=== Input for this task ===
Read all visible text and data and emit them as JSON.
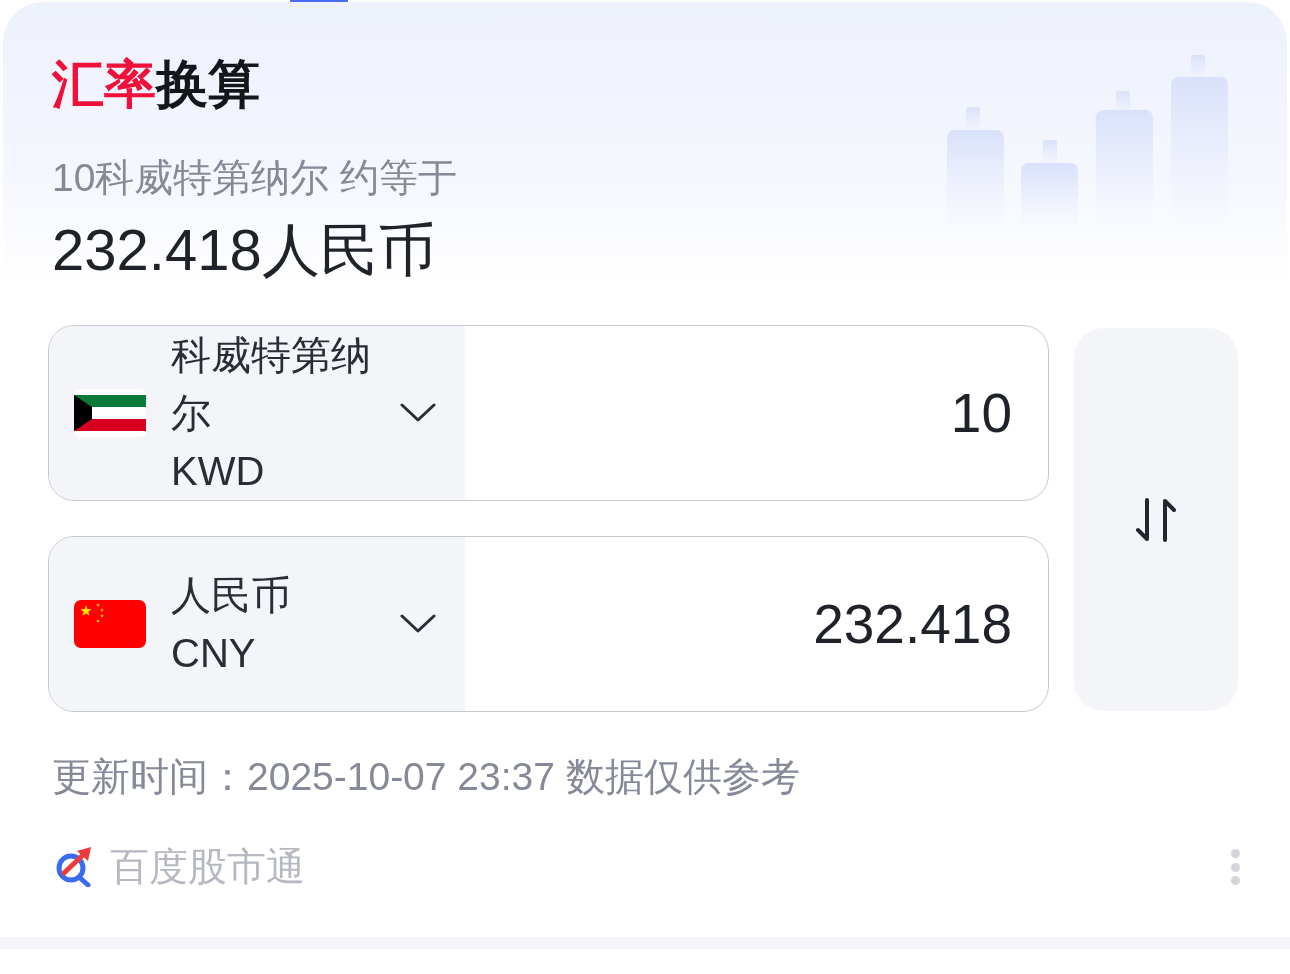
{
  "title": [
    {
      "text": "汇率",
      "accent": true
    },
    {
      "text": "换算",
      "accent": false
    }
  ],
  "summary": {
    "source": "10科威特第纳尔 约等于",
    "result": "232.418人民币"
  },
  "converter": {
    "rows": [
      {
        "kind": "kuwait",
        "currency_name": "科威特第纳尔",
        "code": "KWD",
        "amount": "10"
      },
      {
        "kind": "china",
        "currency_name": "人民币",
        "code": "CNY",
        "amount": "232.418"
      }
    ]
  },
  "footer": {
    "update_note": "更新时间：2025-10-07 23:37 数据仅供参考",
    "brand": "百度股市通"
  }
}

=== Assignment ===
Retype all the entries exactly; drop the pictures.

=== Result for this task ===
Read all visible text and data and emit them as JSON.
{
  "title": [
    {
      "text": "汇率",
      "accent": true
    },
    {
      "text": "换算",
      "accent": false
    }
  ],
  "summary": {
    "source": "10科威特第纳尔 约等于",
    "result": "232.418人民币"
  },
  "converter": {
    "rows": [
      {
        "kind": "kuwait",
        "currency_name": "科威特第纳尔",
        "code": "KWD",
        "amount": "10"
      },
      {
        "kind": "china",
        "currency_name": "人民币",
        "code": "CNY",
        "amount": "232.418"
      }
    ]
  },
  "footer": {
    "update_note": "更新时间：2025-10-07 23:37 数据仅供参考",
    "brand": "百度股市通"
  }
}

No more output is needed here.